all of my plants are still in containers. But I dream about having
a real garden, and read about gardens planted by others, both
famous and not. One well-known garden I've read about many times
is a "white garden" created around the turn of the
20th century by Gertrude Jekyll in England. Every plant in this
garden has white flowers. It's dramatic and magical, but not
as easy as it sounds. For one thing, there are different shades
of white (as anyone who's chosen white paint can attest) and
a yellow-white can look terrible next to a green-white. For another,
plants with white flowers are often less healthy and vigorous
than those with other colored flowers. But I still like the concept
of a garden with a color theme. So since blue is one of my favorite
colors, let's fantasize about planting a blue garden and look
at some interesting plants we might include.
Aquilegia (columbine) has always been a favorite of mine.
There are many species and hybrids with blue flowered forms on
offer. Columbine will grow in full to part sun. The lacy foliage
looks like a delicate fern, but then the flowering stalks shoot
up with lovely complex flowers. The petals and sepals are often
contrasting colors, and most species have spurs that project
down and away from the center of the blossom.
Baptisia australis (blue false indigo) is an ideal background
shrub since it can get 3-6' tall. This sun-lover has blue green
leaves with three leaflets. The flower spikes hold deep blue
flowers that are shaped like sweet peas.
Campanula (bellflower) is a genus that offers us hundreds
of species and many forms from groundcover to one that can get
6' tall. They will do best with part shade and good drainage.
The flowers are usually bell shaped, sometimes star shaped or
cupped. Many shades of blue and blue violet are available.
A campanula relative
that always fascinates children is Platycodon (balloon flower).
The unopened flower buds are inflated and do, indeed look like
little balloons. It can get 3' tall and make a nice clump. When
established, it can bloom for months if regularly deadheaded.
If you want to include an electric blue in your garden, check
out Eryngium amethystinum (sea holly) or E. alpinum, both
of which can get about 2 ?' tall. The thistle-shaped flowers
are a dramatic silvery blue. These species both have spiny leaves,
but there are others with gentler looking leaves. Most sea hollies
prefer full sun and moderate water.
Another of my favorite blue flowers is Linum (flax). The
plants I'm familiar with are not those grown for the seed or
linseed oil, but they are in the same family. Linum perenne and
L. narbonense both have tall wiry stems (to 2') arising straight
up out of the ground with small leaves and small blue flowers
at the top. Give them both full sun and moderate water. The succession
of flowers gives them a long bloom period despite each blossom
only lasting a day.
The California native, Penstemon heterophyllus is worth
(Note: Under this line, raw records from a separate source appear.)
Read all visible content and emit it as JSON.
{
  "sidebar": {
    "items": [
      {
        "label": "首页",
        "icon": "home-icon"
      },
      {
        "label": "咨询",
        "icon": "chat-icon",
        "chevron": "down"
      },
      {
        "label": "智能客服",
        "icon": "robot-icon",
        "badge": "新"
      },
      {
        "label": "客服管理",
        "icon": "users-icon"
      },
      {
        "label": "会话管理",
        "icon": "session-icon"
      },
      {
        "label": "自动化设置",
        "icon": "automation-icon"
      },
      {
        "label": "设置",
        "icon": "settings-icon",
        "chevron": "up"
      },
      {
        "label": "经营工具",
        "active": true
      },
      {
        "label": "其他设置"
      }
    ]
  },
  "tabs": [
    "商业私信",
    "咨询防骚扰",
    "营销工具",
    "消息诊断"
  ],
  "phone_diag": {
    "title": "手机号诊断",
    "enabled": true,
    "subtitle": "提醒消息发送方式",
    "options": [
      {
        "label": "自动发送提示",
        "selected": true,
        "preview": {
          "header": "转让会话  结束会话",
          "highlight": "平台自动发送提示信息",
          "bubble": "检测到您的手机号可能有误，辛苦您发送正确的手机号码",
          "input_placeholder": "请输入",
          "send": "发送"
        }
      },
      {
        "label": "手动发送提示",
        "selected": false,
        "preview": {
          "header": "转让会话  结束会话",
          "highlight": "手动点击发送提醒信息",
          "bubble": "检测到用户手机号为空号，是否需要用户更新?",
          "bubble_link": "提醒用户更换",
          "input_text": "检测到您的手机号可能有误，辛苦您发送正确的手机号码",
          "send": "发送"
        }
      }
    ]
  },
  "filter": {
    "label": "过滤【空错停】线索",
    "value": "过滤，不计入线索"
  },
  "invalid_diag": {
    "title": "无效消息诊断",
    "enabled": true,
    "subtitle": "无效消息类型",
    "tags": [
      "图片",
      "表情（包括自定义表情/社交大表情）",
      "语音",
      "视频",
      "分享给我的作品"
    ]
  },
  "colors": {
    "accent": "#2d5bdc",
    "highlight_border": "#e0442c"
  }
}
the effort to find and grow. This mounding shrub will grow 1-3'
tall and becomes covered with blue flowers that blend into purples
and pinks. Give it sun and good drainage, and only moderate water
for a lovely display from spring through summer.
And while we're talking about California natives, remember how
easy it is to grow Sisyrinchium or (blue-eyed grass).
This grassy looking plant is an iris relative, and has a simple
six-petaled blue flower with a yellow center. It can tolerate
heavier soils, sun or part shade, summer water or drought. In
it's natural habitat, it is summer dormant, but summer water
is not a deathblow to this cheerful naturalizer.
For an overwhelming number of choices take a look at the many
species and hybrids of Salvia (sage). Large or medium
shrubs, groundcovershere they are. Most sages prefer sun, good
drainage, regular or moderate water. The foliage of most is fragrant
when bruised, and the flowers are attractive to hummingbirds,
butterflies, and bees. Look for one of the books about salvia
written by Betsy Clebsch, a local authority, for help in choosing
plants that will do well in your garden.
Finally, I have to mention one of my favorite groundcovers, Ajuga
(carpet bugle). I have a patch of A. reptans "Catlin's
Giant"(named for a friend!) with large purple leaves in
cold weather, going greener in the summer. Intense blue flower
spikes stand about 8" tall. These plants will take sun or
part shade, regular water.
and About Magazine
owner of Carman's Nursery, Nancy Schramm and her husband recently
moved the nursery from Los Gatos to Gilroy where they have lived
for 24 years. The nursery is known for growing rare and unusual
plants including bonsai starters, dwarf conifers, rock garden
plants and (of course) less common fruiting plants. Nancy has
been a member of the Western Horticultural Society since 2003.
She follows in the footsteps of her father Ed Carman, the founder
of Carman's Nursery. Ed was one of the charter members of the
Western Horticultural Society and also served on the first Board.
Contact Nancy at email@example.com